- **Task instructions**:
Report the count of lines holding "label" in the records, with no other words.

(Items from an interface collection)
··········
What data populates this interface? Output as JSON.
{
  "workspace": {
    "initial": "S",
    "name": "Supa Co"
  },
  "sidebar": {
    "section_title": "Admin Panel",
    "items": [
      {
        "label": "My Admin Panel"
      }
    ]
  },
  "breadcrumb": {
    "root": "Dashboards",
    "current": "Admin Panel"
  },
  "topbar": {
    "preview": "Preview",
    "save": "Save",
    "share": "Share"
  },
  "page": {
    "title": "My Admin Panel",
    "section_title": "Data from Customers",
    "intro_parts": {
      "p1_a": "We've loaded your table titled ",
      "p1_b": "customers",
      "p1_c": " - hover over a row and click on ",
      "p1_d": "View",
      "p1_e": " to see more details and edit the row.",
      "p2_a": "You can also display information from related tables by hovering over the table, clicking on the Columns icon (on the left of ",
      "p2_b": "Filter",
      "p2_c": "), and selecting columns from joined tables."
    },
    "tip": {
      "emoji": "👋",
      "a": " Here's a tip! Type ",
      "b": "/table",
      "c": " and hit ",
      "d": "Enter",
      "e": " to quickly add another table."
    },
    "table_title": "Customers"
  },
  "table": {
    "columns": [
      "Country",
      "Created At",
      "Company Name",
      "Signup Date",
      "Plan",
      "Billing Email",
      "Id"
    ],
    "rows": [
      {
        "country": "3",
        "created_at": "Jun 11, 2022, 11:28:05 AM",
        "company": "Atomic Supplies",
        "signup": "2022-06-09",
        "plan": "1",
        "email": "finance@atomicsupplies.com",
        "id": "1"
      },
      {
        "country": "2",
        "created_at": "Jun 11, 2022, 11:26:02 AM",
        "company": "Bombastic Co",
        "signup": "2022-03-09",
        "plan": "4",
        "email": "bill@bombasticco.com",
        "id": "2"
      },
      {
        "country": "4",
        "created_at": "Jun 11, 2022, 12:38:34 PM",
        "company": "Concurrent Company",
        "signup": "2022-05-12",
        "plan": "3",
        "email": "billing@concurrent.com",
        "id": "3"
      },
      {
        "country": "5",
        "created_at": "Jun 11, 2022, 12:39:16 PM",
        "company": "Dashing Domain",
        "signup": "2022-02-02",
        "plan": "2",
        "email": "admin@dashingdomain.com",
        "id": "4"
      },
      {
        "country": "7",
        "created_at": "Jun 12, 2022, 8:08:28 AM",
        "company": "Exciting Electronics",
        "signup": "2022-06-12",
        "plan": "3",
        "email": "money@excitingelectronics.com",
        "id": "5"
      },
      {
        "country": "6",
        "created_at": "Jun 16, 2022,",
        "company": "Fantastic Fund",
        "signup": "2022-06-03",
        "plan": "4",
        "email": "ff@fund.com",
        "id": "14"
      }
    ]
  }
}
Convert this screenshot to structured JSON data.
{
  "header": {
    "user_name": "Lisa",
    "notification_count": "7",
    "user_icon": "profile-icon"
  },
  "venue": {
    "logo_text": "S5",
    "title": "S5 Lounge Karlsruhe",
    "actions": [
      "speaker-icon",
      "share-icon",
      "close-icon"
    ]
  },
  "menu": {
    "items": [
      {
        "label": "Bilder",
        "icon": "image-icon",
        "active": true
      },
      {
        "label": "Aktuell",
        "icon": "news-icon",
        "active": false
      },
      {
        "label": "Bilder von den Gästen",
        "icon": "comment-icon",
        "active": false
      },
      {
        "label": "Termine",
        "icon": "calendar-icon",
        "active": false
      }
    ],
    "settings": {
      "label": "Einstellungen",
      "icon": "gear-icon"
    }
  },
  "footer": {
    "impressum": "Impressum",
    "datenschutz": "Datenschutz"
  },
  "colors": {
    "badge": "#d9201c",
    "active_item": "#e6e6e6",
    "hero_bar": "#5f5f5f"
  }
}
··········
- **Expected output**:
6